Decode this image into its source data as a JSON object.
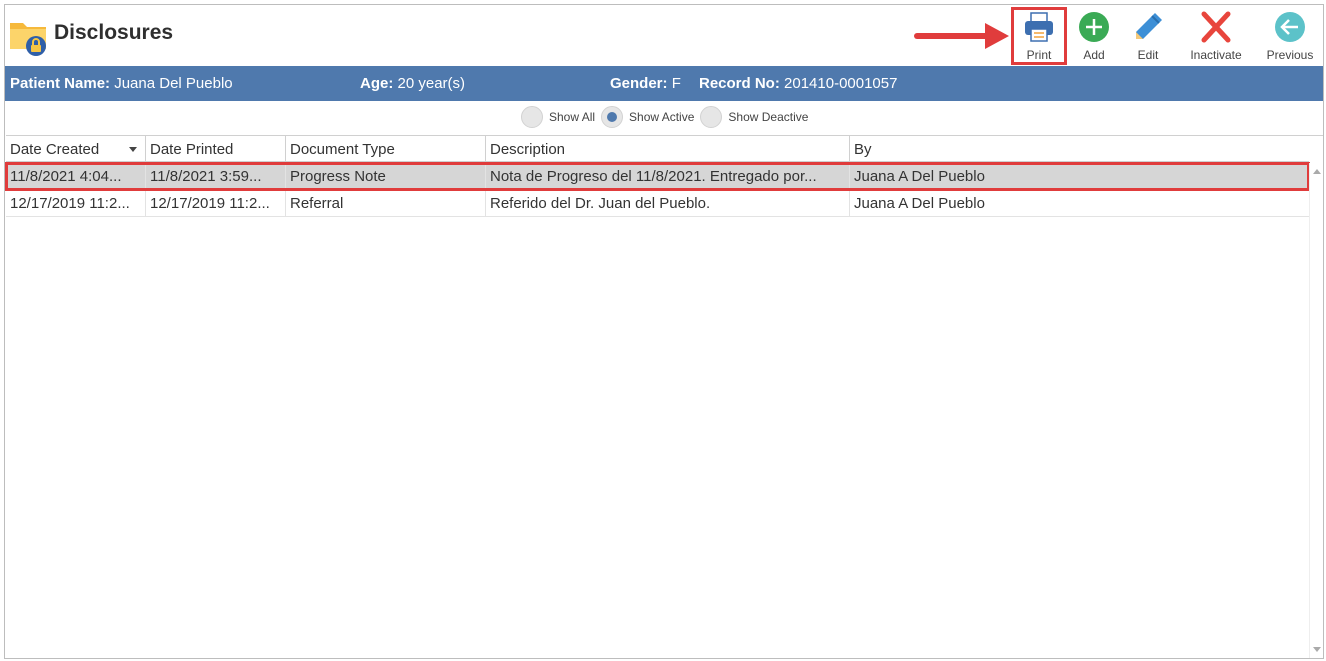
{
  "header": {
    "title": "Disclosures"
  },
  "toolbar": {
    "print_label": "Print",
    "add_label": "Add",
    "edit_label": "Edit",
    "inactivate_label": "Inactivate",
    "previous_label": "Previous",
    "icons": {
      "print": "printer-icon",
      "add": "plus-circle-icon",
      "edit": "pencil-icon",
      "inactivate": "x-icon",
      "previous": "arrow-left-circle-icon"
    }
  },
  "patient": {
    "name_label": "Patient Name:",
    "name_value": "Juana Del Pueblo",
    "age_label": "Age:",
    "age_value": "20 year(s)",
    "gender_label": "Gender:",
    "gender_value": "F",
    "record_label": "Record No:",
    "record_value": "201410-0001057"
  },
  "filters": {
    "options": [
      "Show All",
      "Show Active",
      "Show Deactive"
    ],
    "selected": "Show Active"
  },
  "grid": {
    "columns": [
      "Date Created",
      "Date Printed",
      "Document Type",
      "Description",
      "By"
    ],
    "rows": [
      [
        "11/8/2021 4:04...",
        "11/8/2021 3:59...",
        "Progress Note",
        "Nota de Progreso del 11/8/2021. Entregado por...",
        "Juana A Del Pueblo"
      ],
      [
        "12/17/2019 11:2...",
        "12/17/2019 11:2...",
        "Referral",
        "Referido del Dr. Juan del Pueblo.",
        "Juana A Del Pueblo"
      ]
    ],
    "selected_row": 0
  },
  "colors": {
    "accent": "#4f79ad",
    "highlight": "#e03c3c",
    "selected_row": "#d6d6d6"
  }
}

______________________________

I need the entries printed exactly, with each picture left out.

Decode this image into its source data as a JSON object.
{
  "header": {
    "title": "Disclosures"
  },
  "toolbar": {
    "print_label": "Print",
    "add_label": "Add",
    "edit_label": "Edit",
    "inactivate_label": "Inactivate",
    "previous_label": "Previous",
    "icons": {
      "print": "printer-icon",
      "add": "plus-circle-icon",
      "edit": "pencil-icon",
      "inactivate": "x-icon",
      "previous": "arrow-left-circle-icon"
    }
  },
  "patient": {
    "name_label": "Patient Name:",
    "name_value": "Juana Del Pueblo",
    "age_label": "Age:",
    "age_value": "20 year(s)",
    "gender_label": "Gender:",
    "gender_value": "F",
    "record_label": "Record No:",
    "record_value": "201410-0001057"
  },
  "filters": {
    "options": [
      "Show All",
      "Show Active",
      "Show Deactive"
    ],
    "selected": "Show Active"
  },
  "grid": {
    "columns": [
      "Date Created",
      "Date Printed",
      "Document Type",
      "Description",
      "By"
    ],
    "rows": [
      [
        "11/8/2021 4:04...",
        "11/8/2021 3:59...",
        "Progress Note",
        "Nota de Progreso del 11/8/2021. Entregado por...",
        "Juana A Del Pueblo"
      ],
      [
        "12/17/2019 11:2...",
        "12/17/2019 11:2...",
        "Referral",
        "Referido del Dr. Juan del Pueblo.",
        "Juana A Del Pueblo"
      ]
    ],
    "selected_row": 0
  },
  "colors": {
    "accent": "#4f79ad",
    "highlight": "#e03c3c",
    "selected_row": "#d6d6d6"
  }
}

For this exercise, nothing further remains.